**WORK TO BE COMPLETED**. Copy out every line of the records where the string "Описание" occurs.

**DATA SHOWN**.

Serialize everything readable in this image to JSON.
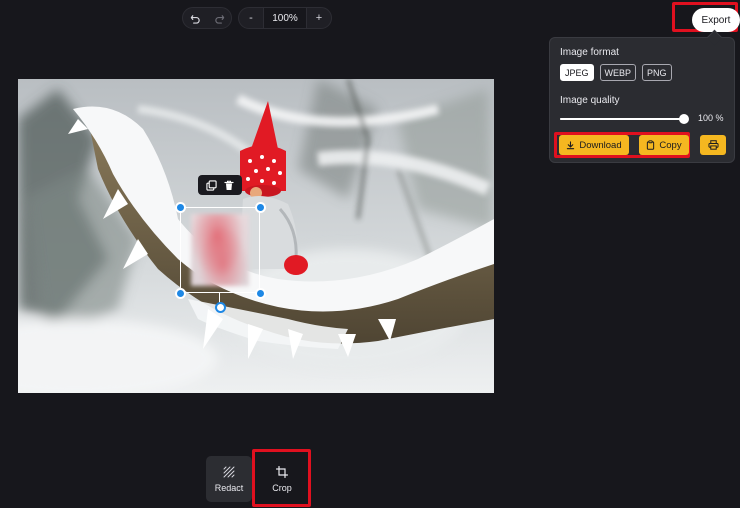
{
  "toolbar": {
    "undo_icon": "undo-icon",
    "redo_icon": "redo-icon",
    "zoom_out_label": "-",
    "zoom_level": "100%",
    "zoom_in_label": "+"
  },
  "export": {
    "button_label": "Export",
    "panel": {
      "format_label": "Image format",
      "formats": [
        "JPEG",
        "WEBP",
        "PNG"
      ],
      "selected_format": "JPEG",
      "quality_label": "Image quality",
      "quality_value": 100,
      "quality_display": "100 %",
      "download_label": "Download",
      "copy_label": "Copy",
      "print_icon": "printer-icon"
    }
  },
  "selection": {
    "duplicate_icon": "duplicate-icon",
    "delete_icon": "trash-icon"
  },
  "tools": {
    "redact_label": "Redact",
    "crop_label": "Crop"
  },
  "colors": {
    "accent": "#f5b720",
    "highlight": "#e0101f",
    "handle": "#1e88e5",
    "background": "#17171c"
  }
}
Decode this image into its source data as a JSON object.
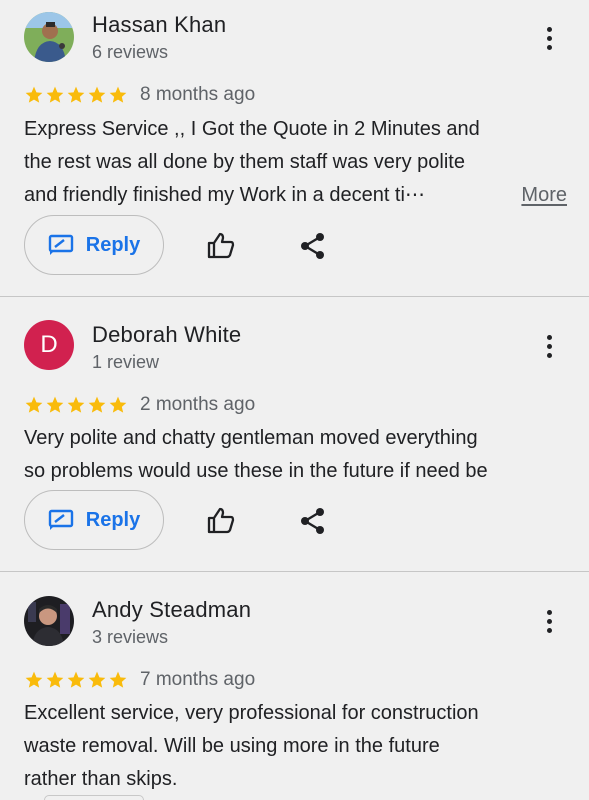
{
  "reviews": [
    {
      "name": "Hassan Khan",
      "count": "6 reviews",
      "rating": 5,
      "date": "8 months ago",
      "lines": [
        "Express Service ,, I Got the Quote in 2 Minutes and",
        "the rest was all done by them staff was very polite",
        "and friendly finished my Work in a decent ti⋯"
      ],
      "more_label": "More",
      "reply_label": "Reply"
    },
    {
      "name": "Deborah White",
      "count": "1 review",
      "avatar_letter": "D",
      "rating": 5,
      "date": "2 months ago",
      "lines": [
        "Very polite and chatty gentleman moved everything",
        "so problems would use these in the future if need be"
      ],
      "reply_label": "Reply"
    },
    {
      "name": "Andy Steadman",
      "count": "3 reviews",
      "rating": 5,
      "date": "7 months ago",
      "lines": [
        "Excellent service, very professional for construction",
        "waste removal. Will be using more in the future",
        "rather than skips."
      ]
    }
  ],
  "colors": {
    "background": "#f0f0f0",
    "star": "#f9bb0b",
    "reply": "#1a73e8",
    "avatar_letter_bg": "#d1214f"
  },
  "icons": {
    "more": "three-dots-vertical-icon",
    "reply": "reply-icon",
    "like": "thumb-up-icon",
    "share": "share-icon",
    "star": "star-icon"
  }
}
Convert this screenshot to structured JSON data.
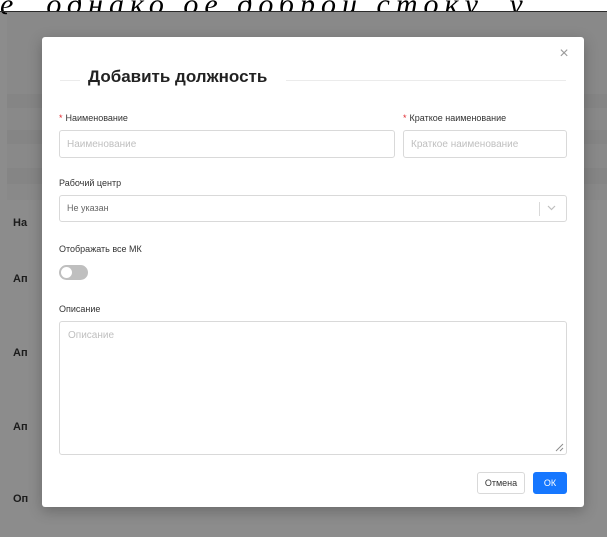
{
  "background": {
    "header_text": "е, однако ое доброй стоку, у",
    "row_labels": [
      "На",
      "Ап",
      "Ап",
      "Ап",
      "Оп"
    ]
  },
  "modal": {
    "title": "Добавить должность",
    "close_glyph": "×",
    "name_field": {
      "label": "Наименование",
      "required_mark": "*",
      "placeholder": "Наименование"
    },
    "short_name_field": {
      "label": "Краткое наименование",
      "required_mark": "*",
      "placeholder": "Краткое наименование"
    },
    "work_center": {
      "label": "Рабочий центр",
      "value": "Не указан"
    },
    "show_all_mk": {
      "label": "Отображать все МК",
      "enabled": false
    },
    "description": {
      "label": "Описание",
      "placeholder": "Описание"
    },
    "buttons": {
      "cancel": "Отмена",
      "ok": "ОК"
    }
  },
  "colors": {
    "primary": "#1677ff",
    "required": "#e0282e",
    "toggle_off": "#bfbfbf"
  }
}
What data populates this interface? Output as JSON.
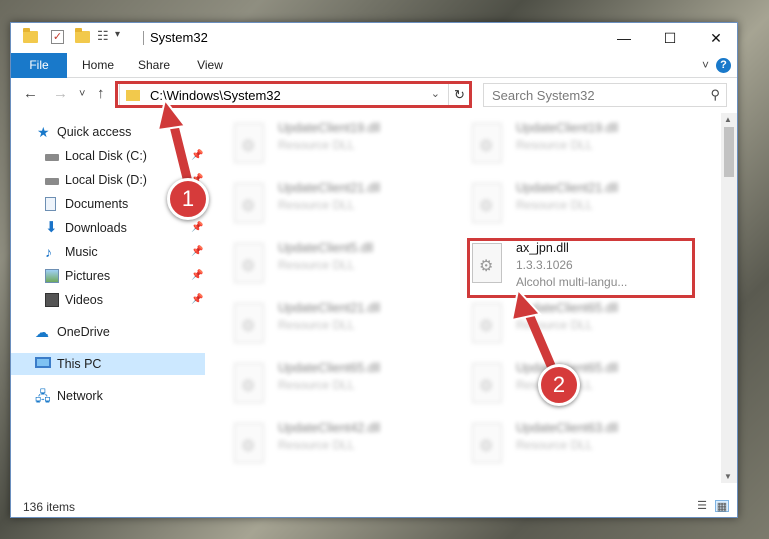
{
  "window": {
    "title": "System32",
    "controls": {
      "minimize": "—",
      "maximize": "☐",
      "close": "✕"
    },
    "quick_access_toolbar": [
      "folder-icon",
      "properties-check-icon",
      "new-folder-icon",
      "properties-icon",
      "customize-dropdown-icon"
    ]
  },
  "ribbon": {
    "tabs": [
      {
        "label": "File",
        "active": true
      },
      {
        "label": "Home"
      },
      {
        "label": "Share"
      },
      {
        "label": "View"
      }
    ],
    "help_icon": "?"
  },
  "navigation": {
    "back": "←",
    "forward": "→",
    "recent": "˅",
    "up": "↑",
    "address": "C:\\Windows\\System32",
    "search_placeholder": "Search System32"
  },
  "sidebar": {
    "items": [
      {
        "label": "Quick access",
        "icon": "star-icon"
      },
      {
        "label": "Local Disk (C:)",
        "icon": "drive-icon",
        "pinned": true
      },
      {
        "label": "Local Disk (D:)",
        "icon": "drive-icon",
        "pinned": true
      },
      {
        "label": "Documents",
        "icon": "documents-icon",
        "pinned": true
      },
      {
        "label": "Downloads",
        "icon": "downloads-icon",
        "pinned": true
      },
      {
        "label": "Music",
        "icon": "music-icon",
        "pinned": true
      },
      {
        "label": "Pictures",
        "icon": "pictures-icon",
        "pinned": true
      },
      {
        "label": "Videos",
        "icon": "videos-icon",
        "pinned": true
      },
      {
        "label": "OneDrive",
        "icon": "onedrive-icon"
      },
      {
        "label": "This PC",
        "icon": "this-pc-icon",
        "selected": true
      },
      {
        "label": "Network",
        "icon": "network-icon"
      }
    ]
  },
  "files": {
    "left_column": [
      {
        "name": "UpdateClient19.dll",
        "desc": "Resource DLL"
      },
      {
        "name": "UpdateClient21.dll",
        "desc": "Resource DLL"
      },
      {
        "name": "UpdateClient5.dll",
        "desc": "Resource DLL"
      },
      {
        "name": "UpdateClient21.dll",
        "desc": "Resource DLL"
      },
      {
        "name": "UpdateClient65.dll",
        "desc": "Resource DLL"
      },
      {
        "name": "UpdateClient42.dll",
        "desc": "Resource DLL"
      }
    ],
    "right_column": [
      {
        "name": "UpdateClient19.dll",
        "desc": "Resource DLL"
      },
      {
        "name": "UpdateClient21.dll",
        "desc": "Resource DLL"
      },
      {
        "name": "UpdateClient65.dll",
        "desc": "Resource DLL"
      },
      {
        "name": "UpdateClient65.dll",
        "desc": "Resource DLL"
      },
      {
        "name": "UpdateClient63.dll",
        "desc": "Resource DLL"
      }
    ],
    "highlighted": {
      "name": "ax_jpn.dll",
      "version": "1.3.3.1026",
      "desc": "Alcohol multi-langu..."
    }
  },
  "status": {
    "item_count": "136 items"
  },
  "annotations": {
    "step1": "1",
    "step2": "2",
    "color": "#d03a3a"
  }
}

**SOLUTION TO THIS EXERCISE**.
      "label": "Описание",
      "placeholder": "Описание"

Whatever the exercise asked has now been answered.